    Research results on the improvement of the strength properties of a testliner produced from recovered paper and kraft pulp are presented in this work. The effects of kraft pulp content and the fractionation of secondary fiber on testliner strength properties were determined. Primary and recovered paper pulp was produced using standard procedures. The testliner consisted of three layers, totaling a grammage of 150 g/m2, when the center layer was made solely from the short fiber fraction of recovered paper. The weight of the surface layers each comprised 30% of the total handsheet weight, and the center layer weight was 40%. The virgin fiber content of the upper and lower layers was varied from 0% to 30% of the corresponding handsheet layer weight. The breaking length, tensile strength, modulus of elasticity, longitudinal and bending rigidity, and bursting and plybond strength, along with the effects of virgin fiber dosage on the strength properties were experimentally determined. As a result, a composition was proposed that showed the rational arrangement of virgin fibers as well as short- and long-fiber fractions of recovered paper in the layers. A comparison of the strength properties of the testliner using standard parameters demonstrated the advantages of the testliner producing technology.

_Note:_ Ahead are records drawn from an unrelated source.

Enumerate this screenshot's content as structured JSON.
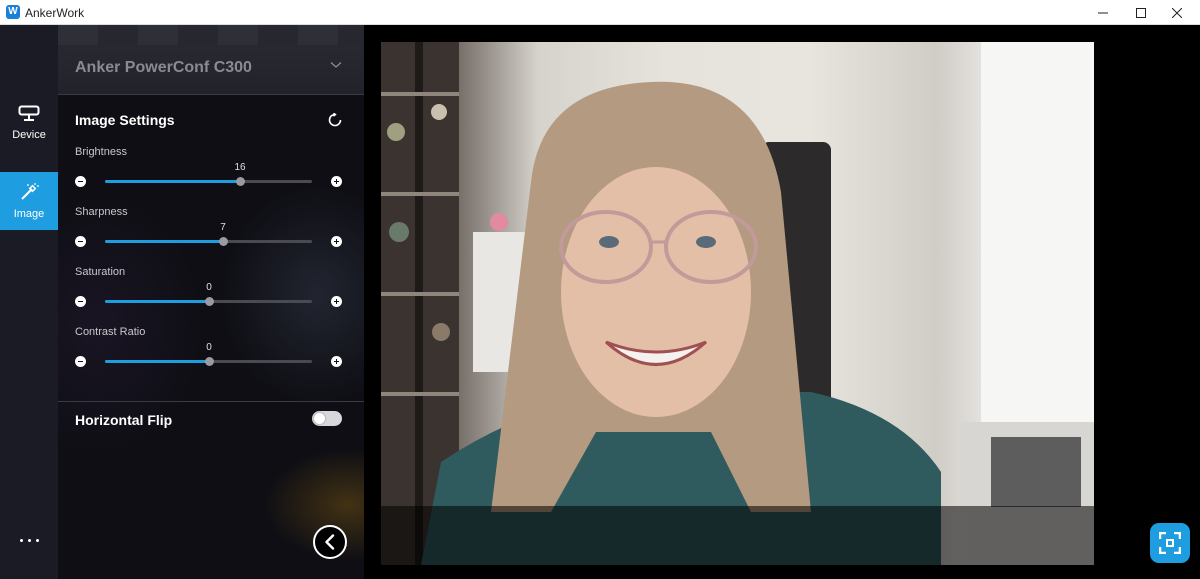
{
  "window": {
    "title": "AnkerWork",
    "logo_glyph": "W"
  },
  "nav": {
    "items": [
      {
        "label": "Device",
        "icon": "webcam-icon"
      },
      {
        "label": "Image",
        "icon": "magic-wand-icon",
        "active": true
      }
    ],
    "more_icon": "more-dots-icon"
  },
  "panel": {
    "device_name": "Anker PowerConf C300",
    "image_settings_title": "Image Settings",
    "sliders": [
      {
        "label": "Brightness",
        "value": "16",
        "fraction": 0.65
      },
      {
        "label": "Sharpness",
        "value": "7",
        "fraction": 0.57
      },
      {
        "label": "Saturation",
        "value": "0",
        "fraction": 0.5
      },
      {
        "label": "Contrast Ratio",
        "value": "0",
        "fraction": 0.5
      }
    ],
    "horizontal_flip_label": "Horizontal Flip",
    "horizontal_flip_on": false
  },
  "colors": {
    "accent": "#1e9de0",
    "nav_bg": "#1b1b25",
    "panel_bg": "#0e0e14"
  }
}
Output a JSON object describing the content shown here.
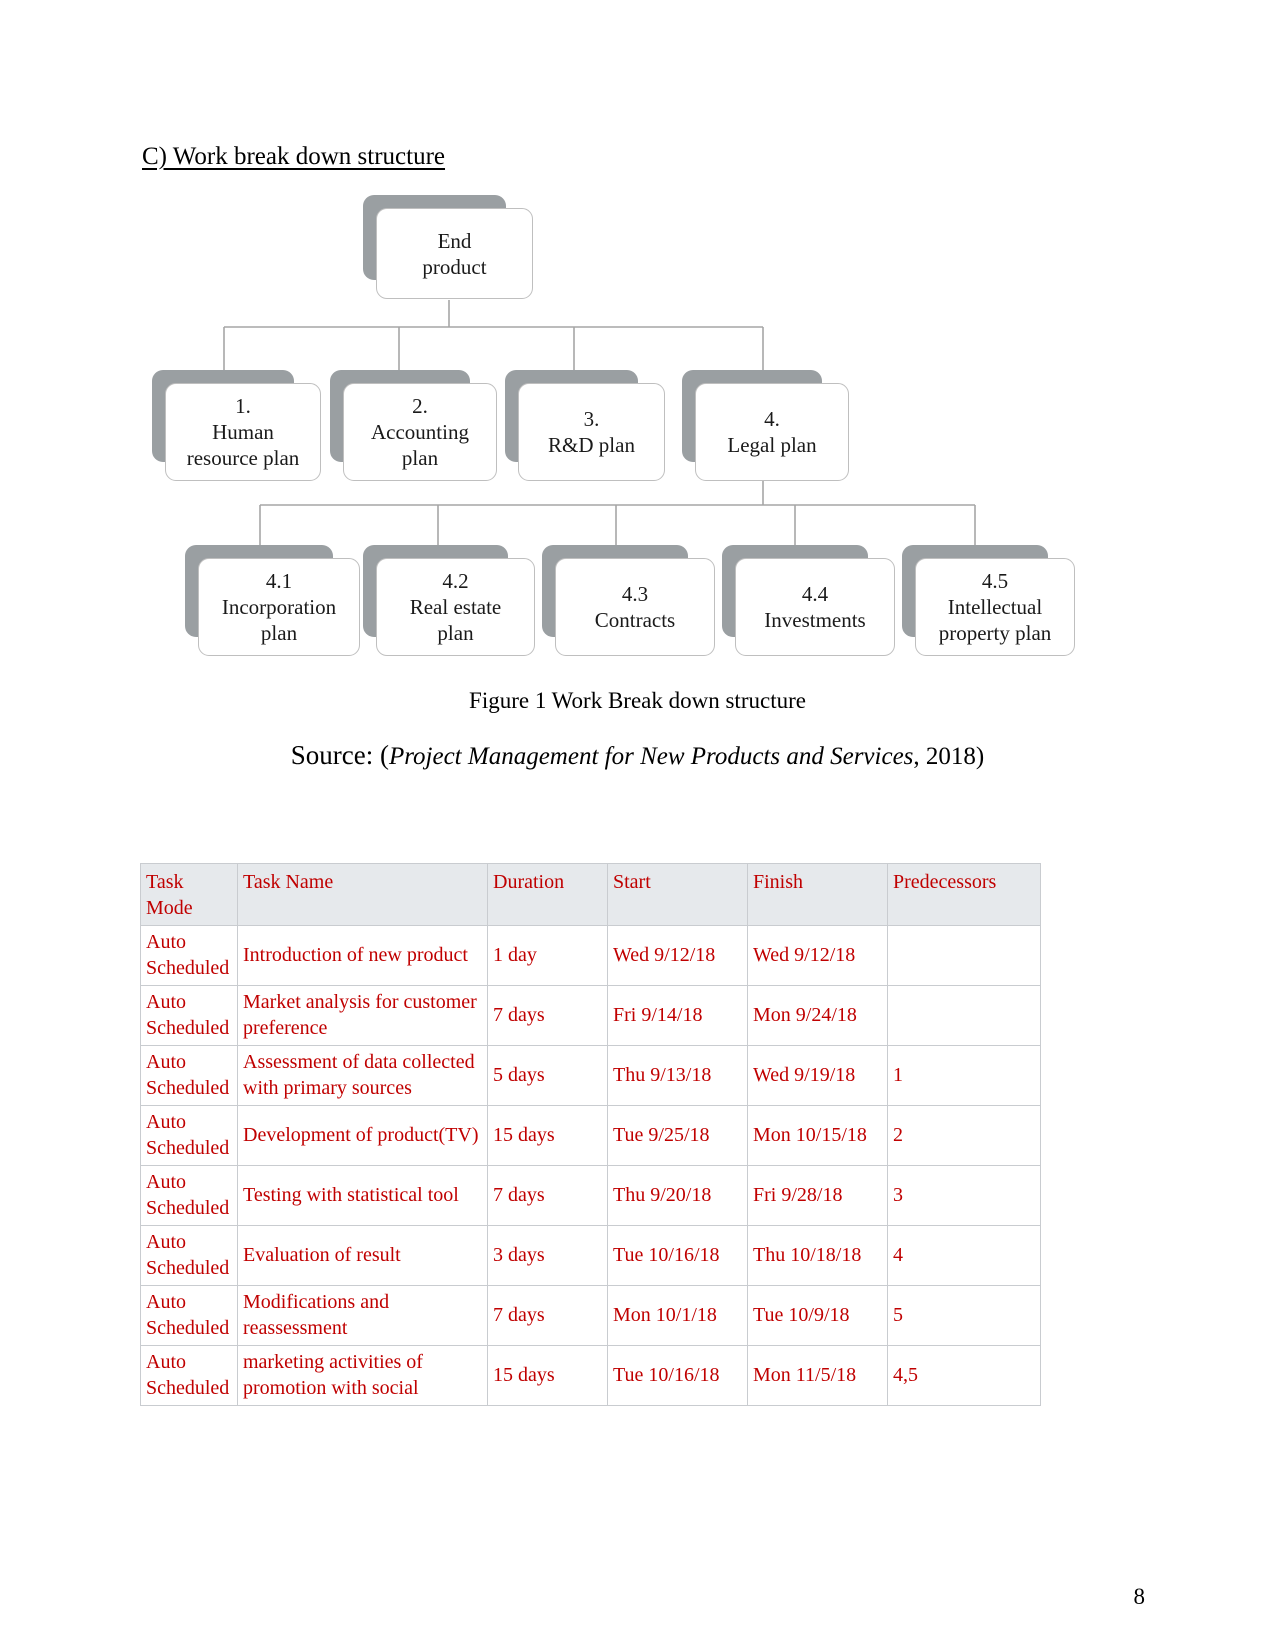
{
  "document": {
    "heading": "C) Work break down structure",
    "figure_caption": "Figure 1 Work Break down structure",
    "source": {
      "prefix": "Source: (",
      "title_italic": "Project Management for New Products and Services",
      "suffix": ", 2018)"
    },
    "page_number": "8"
  },
  "wbs": {
    "root": {
      "line1": "End",
      "line2": "product"
    },
    "level2": [
      {
        "line1": "1.",
        "line2": "Human",
        "line3": "resource plan"
      },
      {
        "line1": "2.",
        "line2": "Accounting",
        "line3": "plan"
      },
      {
        "line1": "3.",
        "line2": "R&D plan",
        "line3": ""
      },
      {
        "line1": "4.",
        "line2": "Legal plan",
        "line3": ""
      }
    ],
    "level3": [
      {
        "line1": "4.1",
        "line2": "Incorporation",
        "line3": "plan"
      },
      {
        "line1": "4.2",
        "line2": "Real estate",
        "line3": "plan"
      },
      {
        "line1": "4.3",
        "line2": "Contracts",
        "line3": ""
      },
      {
        "line1": "4.4",
        "line2": "Investments",
        "line3": ""
      },
      {
        "line1": "4.5",
        "line2": "Intellectual",
        "line3": "property plan"
      }
    ],
    "colors": {
      "shadow": "#9a9fa2",
      "card_border": "#bfbfbf",
      "connector": "#a6a6a6"
    }
  },
  "table": {
    "header_background": "#e6e9ec",
    "text_color": "#C00000",
    "columns": [
      "Task Mode",
      "Task Name",
      "Duration",
      "Start",
      "Finish",
      "Predecessors"
    ],
    "columns_split": [
      {
        "line1": "Task",
        "line2": "Mode"
      },
      {
        "line1": "Task Name",
        "line2": ""
      },
      {
        "line1": "Duration",
        "line2": ""
      },
      {
        "line1": "Start",
        "line2": ""
      },
      {
        "line1": "Finish",
        "line2": ""
      },
      {
        "line1": "Predecessors",
        "line2": ""
      }
    ],
    "rows": [
      {
        "mode": "Auto Scheduled",
        "name": "Introduction of new product",
        "duration": "1 day",
        "start": "Wed 9/12/18",
        "finish": "Wed 9/12/18",
        "predecessors": ""
      },
      {
        "mode": "Auto Scheduled",
        "name": "Market analysis for customer preference",
        "duration": "7 days",
        "start": "Fri 9/14/18",
        "finish": "Mon 9/24/18",
        "predecessors": ""
      },
      {
        "mode": "Auto Scheduled",
        "name": "Assessment of data collected with primary sources",
        "duration": "5 days",
        "start": "Thu 9/13/18",
        "finish": "Wed 9/19/18",
        "predecessors": "1"
      },
      {
        "mode": "Auto Scheduled",
        "name": "Development of product(TV)",
        "duration": "15 days",
        "start": "Tue 9/25/18",
        "finish": "Mon 10/15/18",
        "predecessors": "2"
      },
      {
        "mode": "Auto Scheduled",
        "name": "Testing with statistical tool",
        "duration": "7 days",
        "start": "Thu 9/20/18",
        "finish": "Fri 9/28/18",
        "predecessors": "3"
      },
      {
        "mode": "Auto Scheduled",
        "name": "Evaluation of result",
        "duration": "3 days",
        "start": "Tue 10/16/18",
        "finish": "Thu 10/18/18",
        "predecessors": "4"
      },
      {
        "mode": "Auto Scheduled",
        "name": "Modifications and reassessment",
        "duration": "7 days",
        "start": "Mon 10/1/18",
        "finish": "Tue 10/9/18",
        "predecessors": "5"
      },
      {
        "mode": "Auto Scheduled",
        "name": "marketing activities of promotion with social",
        "duration": "15 days",
        "start": "Tue 10/16/18",
        "finish": "Mon 11/5/18",
        "predecessors": "4,5"
      }
    ]
  }
}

  • Researchpp 1757-1772Wang, Y. B., Gao, C., Zheng, Z., Liu, F. M., Zang, J. Y., and Miao, J. L. (2015). "Immobilization of cold-active cellulase from Antarctic bacterium and its use for kelp cellulose ethanol fermentation," BioRes. 10(1), 1757-1772.AbstractArticlePDF

    Immobilization is an effective way to solve the problem associated with the application of cold-active cellulase in industrial processes. In this study, a cold-active cellulase from the Antarctic psychrophilic bacterium Pseudoalteromonas sp. NJ64 was obtained, immobilized, and analyzed for optimal immobilization conditions. Then it was used in kelp cellulose ethanol fermentation, achieving a higher purity level of kelp cellulose ethanol. The enzymatic activity of this cold-active cellulase was 49.7 U/mL. The optimal immobilization process conditions were as follows: sodium alginate, 30 g/L; calcium chloride, 5 g/L; glutaraldehyde, 0.4%; and cross-linking time, 5 h. Under these conditions, the activity recovery rate was 51.58%. The optimum reaction temperature was at 40 °C, the optimum initial pH was 9.0, and the relative enzyme activity was 58.37% after being recovered seven times. A higher purity level of kelp cellulose ethanol has reached (37.37%). Immobilized cold-active cellulase can effectively hydrolyze the cellulose of kelp residue, which is a valuable component of cellulose bio-ethanol production and will have broad implications in the development of the ethanol industry in China.